"'Tis a fine view."
She jumped in her skin and spun about, heart pounding in her ears. The sight of his handsome face, gazing down at her with a guarded expression, did not calm the inner tumult. To her utter distress, Torin's presence had quite the opposite effect. Her heart raced faster, her stomach flipped and churned into an enormous knot and she found it difficult to breathe.
She stood alone, on one of the highest cliffs of all of Ireland with a man who some thought a murderer. But the only fear came from the thought that he might try to touch her and forever crumble the careful barrier she'd spent years forging around her heart. Alaina feared he might make her care, might make her hope for the one thing she may never have--a husband's love.
His eyes narrowed as she took a panicked step sideways. "I won't throw you off, if that's your worry."
For a moment his words, and the hurt behind them threw her into confusion. Then she realized what he must be thinking. "I know." She moved back toward him, eager to overcome her fear and banish some of the pain that lingered in his gaze. "I know you've never hurt any woman."
He searched her face, her eyes, like a man seeking the secrets of the universe. After a moment, he seemed satisfied with what he found. His shoulders dropped slightly beneath his heavy black coat, the tight lines around his mouth and eyes softened.
"Who told you?"
She shrugged, unsure if he'd be angry or relieved that she'd heard of the sordid business from his mother. "Maggie."
His brows rose and then he nodded. "Good. Then you heard the truth of it."
"I think so." She swallowed and moved a bit closer. "I'm sorry."
He frowned again. "For what?"
"For ... for what happened." She glanced at her folded hands and searched for the right words, all the while knowing anything would sound trite or inadequate. "It must have been terrible to lose someone you loved and then to be blamed for it. I can't begin to imagine the pain it must have caused."
His gaze flickered away from hers and he stared out at the water, but she knew it was the past that he saw. "I did love Brigit," he admitted. "But it was the affection of a boy. A boy long dead.
"She was a bonnie lass--had a fire in her soul that burned hot and fierce. But these cliffs ... they scared her so. I never understood how she took that last step. Or why." He swallowed hard. "I had nightmares for weeks thinking of her falling."
Alaina stood before him, speechless as his meaning sank in. "Are you sure she jumped?"
"'Tis the only explanation beyond me pushing her over."
It didn't make sense. "Is there ... did anyone else have a reason to hurt her?"

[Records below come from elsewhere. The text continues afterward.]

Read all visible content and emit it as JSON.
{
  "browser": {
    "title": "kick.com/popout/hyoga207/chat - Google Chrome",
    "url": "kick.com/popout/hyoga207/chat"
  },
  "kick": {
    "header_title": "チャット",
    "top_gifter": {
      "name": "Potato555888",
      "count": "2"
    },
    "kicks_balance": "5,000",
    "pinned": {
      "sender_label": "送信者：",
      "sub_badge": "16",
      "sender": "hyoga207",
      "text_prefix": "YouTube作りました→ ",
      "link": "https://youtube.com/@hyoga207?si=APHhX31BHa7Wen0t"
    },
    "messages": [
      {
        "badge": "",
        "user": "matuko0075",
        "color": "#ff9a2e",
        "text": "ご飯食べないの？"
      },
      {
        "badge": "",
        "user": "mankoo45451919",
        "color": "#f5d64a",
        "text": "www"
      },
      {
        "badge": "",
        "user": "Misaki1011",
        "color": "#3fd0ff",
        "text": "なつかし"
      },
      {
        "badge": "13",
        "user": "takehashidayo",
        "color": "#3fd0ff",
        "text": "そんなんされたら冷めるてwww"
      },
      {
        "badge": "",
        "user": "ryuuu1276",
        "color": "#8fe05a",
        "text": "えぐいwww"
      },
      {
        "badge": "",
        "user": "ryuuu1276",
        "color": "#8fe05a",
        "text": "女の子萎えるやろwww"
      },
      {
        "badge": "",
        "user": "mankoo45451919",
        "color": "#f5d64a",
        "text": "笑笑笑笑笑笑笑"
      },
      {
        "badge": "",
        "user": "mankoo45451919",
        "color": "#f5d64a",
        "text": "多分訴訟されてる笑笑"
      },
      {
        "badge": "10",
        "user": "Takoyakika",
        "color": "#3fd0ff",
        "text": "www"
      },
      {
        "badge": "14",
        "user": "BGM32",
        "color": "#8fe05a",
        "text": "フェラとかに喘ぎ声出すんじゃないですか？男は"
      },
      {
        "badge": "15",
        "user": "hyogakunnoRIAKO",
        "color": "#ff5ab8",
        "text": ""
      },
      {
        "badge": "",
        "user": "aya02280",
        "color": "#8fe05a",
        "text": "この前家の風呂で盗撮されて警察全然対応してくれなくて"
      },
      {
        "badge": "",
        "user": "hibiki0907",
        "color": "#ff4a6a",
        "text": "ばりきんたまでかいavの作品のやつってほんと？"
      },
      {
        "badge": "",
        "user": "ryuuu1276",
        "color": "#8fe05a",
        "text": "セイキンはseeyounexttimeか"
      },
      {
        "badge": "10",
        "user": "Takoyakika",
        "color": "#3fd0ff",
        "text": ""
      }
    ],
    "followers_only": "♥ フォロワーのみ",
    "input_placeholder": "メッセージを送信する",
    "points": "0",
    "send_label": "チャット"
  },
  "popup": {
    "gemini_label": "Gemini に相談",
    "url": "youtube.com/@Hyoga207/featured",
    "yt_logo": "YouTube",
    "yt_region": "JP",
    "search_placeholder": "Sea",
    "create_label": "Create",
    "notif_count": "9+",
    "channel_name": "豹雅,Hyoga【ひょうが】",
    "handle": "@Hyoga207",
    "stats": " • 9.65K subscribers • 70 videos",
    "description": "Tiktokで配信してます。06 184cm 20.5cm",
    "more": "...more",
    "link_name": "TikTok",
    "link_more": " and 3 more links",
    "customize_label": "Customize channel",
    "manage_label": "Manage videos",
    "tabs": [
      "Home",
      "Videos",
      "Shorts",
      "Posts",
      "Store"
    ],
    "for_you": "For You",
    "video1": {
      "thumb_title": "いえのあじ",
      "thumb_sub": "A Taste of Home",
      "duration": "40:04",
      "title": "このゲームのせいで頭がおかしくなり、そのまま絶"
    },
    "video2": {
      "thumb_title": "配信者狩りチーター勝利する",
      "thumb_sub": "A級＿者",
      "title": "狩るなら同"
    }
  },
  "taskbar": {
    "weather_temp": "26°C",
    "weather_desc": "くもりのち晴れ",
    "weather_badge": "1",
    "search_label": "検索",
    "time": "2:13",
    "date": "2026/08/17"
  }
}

"Nay," he said as he quickly shrugged off the idea. He looked at her and smiled softly. "If she'd had your strength, things would have been so different."
She wondered what had brought on that observation. "But, how can you know anything of the sort about me? We just met and we barely know one another."
"Yet, you know I could never hurt a woman. How can that be, Alaina?" He took a step closer. "How can you know something so important about me? How can you trust a man such as me? Aren't you afraid I'll lose control and toss you over the side?"
His gaze bore into her as he sought the answers in her eyes. Alaina blinked and turned away, unable to stand his scrutiny and proximity for another moment.
"I see what you mean," she replied, head bowed. "You can sometimes discern things about people even those with whom you are not well acquainted."
"I mentioned that once before, but you didn't seem to agree. Tell me now, Alaina, are you such a good judge of character?"
He stood at her side, so close that she could smell the sweet turf smoke that lingered on his clothes. The wind swirled, changing direction until it tugged at her hair, pulling long streams of it across her face to lash about her cheeks. She reached up a hand to push it back out of her eyes just as he reached up. Whatever his intention, it caught her unaware and she gasped, then swiveled to face him. His nearness sent a wave of heat spiraling through her body. There were flecks of gray in his green eyes and his pupils grew larger as she watched his gaze slip to her lips.
A fire burned low in her belly, her body swayed toward him with the relentless push of the wind. His hands went to her waist as if to steady her, but then he leaned down until his mouth hovered a hairsbreadth from hers. She could smell the whiskey on his breath and tried to move. Her limbs would not obey. What power was this that kept her spellbound--watching and waiting, even wanting him to take what she feared to give?
He blinked and let go of her as if the touch burned. "Time to leave, I think."
She nodded up at him dumbly, her mind and body disconnected. But she couldn't move until he took her arm and turned her away from the sea. The wind whipped her skirts about her legs as her hair flew in every direction. Nothing could be content for long within mere mortal confines on the cliffs. A spark of divinity, an air of magic dwelt in every inch of Ireland.
"Where are we going?" she asked as he steered her down the slope, but turned in a slightly different direction than she had come.
"Home," he answered, but said no more.